The Knight Digital Media Center, based at both the University of Southern California and the University of California at Berkeley, in May held a week-long "News Entrepreneur Boot Camp."

Full disclosure: Knight Digital Media Center is a sponsor of MediaShift.

Attendees, many of them mid-career journalists, learned disciplines such as business models, building a feasibility plan, customer acquisition and web analytics.

The Poynter Institute, a Florida-based journalism think tank and training center where I contribute articles and have lectured on business principles, in July named two Ford Fellows in Entrepreneurial Journalism who are mentoring startup initiatives and teaching business disciplines.

Heartening Trend

While some journalism purists may bemoan what they consider fuzzing the lines between "church (journalism) and state (business)," I find the move to integrate business into journalism education encouraging.

It's healthy, I think, that reporters and editors now believe they should understand what it is that brings in the money that goes into their paychecks.

This is not to say they should pander to commercial or financial interests -- and there is certainly a danger as even junior reporters learn how many page views (and by implication advertising impressions) a story they produce garners. One journalism educator told me that even in his "little blog" he considered whether to disrupt the center column with an ad and make more money.

It's always been a balancing act, though, even if the rank-and-file weren't completely aware. At BusinessWeek, "ad placement was always an issue," Shepard said.

That even new J-school graduates now understand some of the struggles is probably a good thing -- as long as they also are grounded in what Shepard called the "professionalism and judgment" to not "cave in all the time to advertising demands in a way that would hurt the reader or viewer."

In the long run, those guiding journalistic enterprises must understand both the editorial principles that over time bring in and maintain a community of readers and participants, as well as the business principles that sustain the operation.

If they can do so successfully, perhaps the new news businesses they are molding and creating can then survive the fate of so many of today's severely stressed news organizations.

A former managing editor at ABCNews.com and an MBA, Dorian Benkoil has devised and executed marketing and sales strategies for MediaShift. He is SVP at Teeming Media, a strategic media consultancy focused on attracting, engaging, activating communities through digital media. He tweets at @dbenk.

news21 small.jpg

Education content on MediaShift is sponsored by Carnegie-Knight News21, an alliance of 12 journalism schools in which top students tell complex stories in inventive ways. See tips for spurring innovation and digital learning at Learn.News21.com.

This is a summary. Visit our site for the full post ».

Older posts are this way If this message doesn't go away, click anywhere on the page to continue loading posts.
Could not load more posts
Maybe Soup is currently being updated?
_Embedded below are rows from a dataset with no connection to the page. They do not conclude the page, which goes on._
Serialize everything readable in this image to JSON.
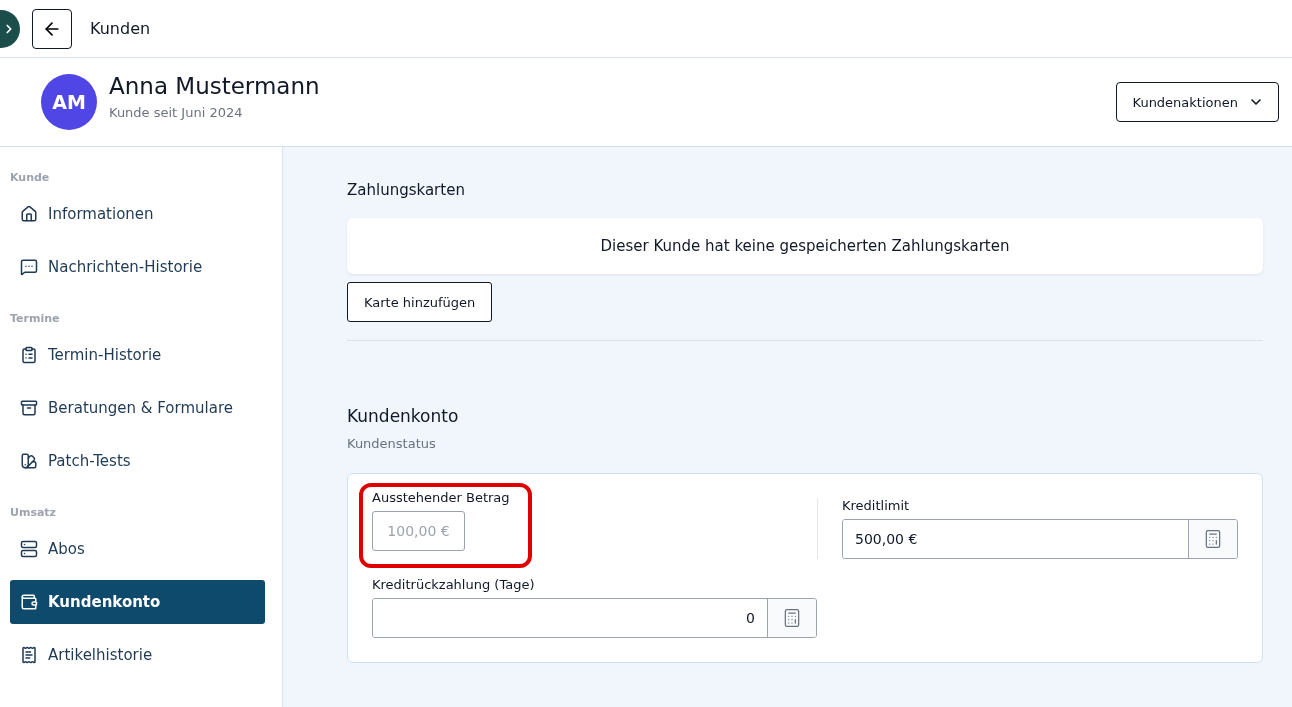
{
  "top_bar": {
    "title": "Kunden"
  },
  "customer": {
    "initials": "AM",
    "name": "Anna Mustermann",
    "since": "Kunde seit Juni 2024",
    "actions_button": "Kundenaktionen"
  },
  "sidebar": {
    "sections": [
      {
        "label": "Kunde",
        "items": [
          {
            "label": "Informationen",
            "selected": false
          },
          {
            "label": "Nachrichten-Historie",
            "selected": false
          }
        ]
      },
      {
        "label": "Termine",
        "items": [
          {
            "label": "Termin-Historie",
            "selected": false
          },
          {
            "label": "Beratungen & Formulare",
            "selected": false
          },
          {
            "label": "Patch-Tests",
            "selected": false
          }
        ]
      },
      {
        "label": "Umsatz",
        "items": [
          {
            "label": "Abos",
            "selected": false
          },
          {
            "label": "Kundenkonto",
            "selected": true
          },
          {
            "label": "Artikelhistorie",
            "selected": false
          }
        ]
      }
    ]
  },
  "payment_cards": {
    "title": "Zahlungskarten",
    "empty_message": "Dieser Kunde hat keine gespeicherten Zahlungskarten",
    "add_button": "Karte hinzufügen"
  },
  "account": {
    "title": "Kundenkonto",
    "subtitle": "Kundenstatus",
    "fields": [
      {
        "kind": "readonly",
        "label": "Ausstehender Betrag",
        "value": "100,00 €",
        "highlighted": true
      },
      {
        "kind": "currency",
        "label": "Kreditlimit",
        "value": "500,00 €",
        "highlighted": false
      },
      {
        "kind": "days",
        "label": "Kreditrückzahlung (Tage)",
        "value": "0",
        "highlighted": false
      }
    ]
  }
}
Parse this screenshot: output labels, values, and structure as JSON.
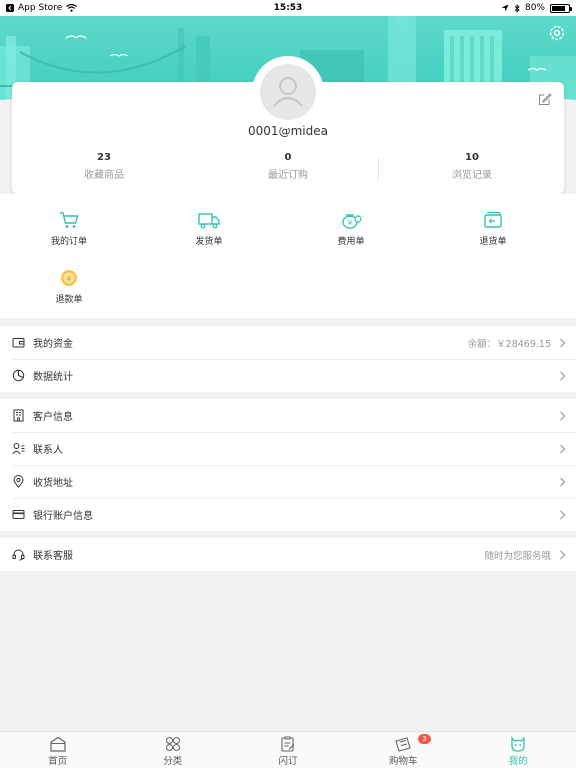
{
  "status_bar": {
    "back_app": "App Store",
    "time": "15:53",
    "battery": "80%",
    "battery_level": 0.8
  },
  "profile": {
    "username": "0001@midea",
    "stats": [
      {
        "value": "23",
        "label": "收藏商品"
      },
      {
        "value": "0",
        "label": "最近订购"
      },
      {
        "value": "10",
        "label": "浏览记录"
      }
    ]
  },
  "orders": [
    {
      "label": "我的订单",
      "icon": "cart-icon"
    },
    {
      "label": "发货单",
      "icon": "truck-icon"
    },
    {
      "label": "费用单",
      "icon": "money-bag-icon"
    },
    {
      "label": "退货单",
      "icon": "return-box-icon"
    },
    {
      "label": "退款单",
      "icon": "refund-coin-icon"
    }
  ],
  "groups": {
    "finance": {
      "funds": {
        "label": "我的资金",
        "value": "余额：￥28469.15",
        "icon": "wallet-icon"
      },
      "stats": {
        "label": "数据统计",
        "icon": "pie-chart-icon"
      }
    },
    "customer": {
      "info": {
        "label": "客户信息",
        "icon": "building-icon"
      },
      "contacts": {
        "label": "联系人",
        "icon": "contact-icon"
      },
      "address": {
        "label": "收货地址",
        "icon": "location-icon"
      },
      "bank": {
        "label": "银行账户信息",
        "icon": "card-icon"
      }
    },
    "service": {
      "support": {
        "label": "联系客服",
        "value": "随时为您服务哦",
        "icon": "headset-icon"
      }
    }
  },
  "tabs": [
    {
      "label": "首页",
      "icon": "home-icon"
    },
    {
      "label": "分类",
      "icon": "category-icon"
    },
    {
      "label": "闪订",
      "icon": "quick-order-icon"
    },
    {
      "label": "购物车",
      "icon": "shopping-cart-icon",
      "badge": "3"
    },
    {
      "label": "我的",
      "icon": "mine-icon",
      "active": true
    }
  ],
  "colors": {
    "accent": "#2fc4ae",
    "banner": "#4fd4c4",
    "badge": "#f05a4a"
  }
}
I'll try again automatically in a few seconds...
Just a second, loading more posts...
You've reached the end.

Don't be the product, buy the product!

Schweinderl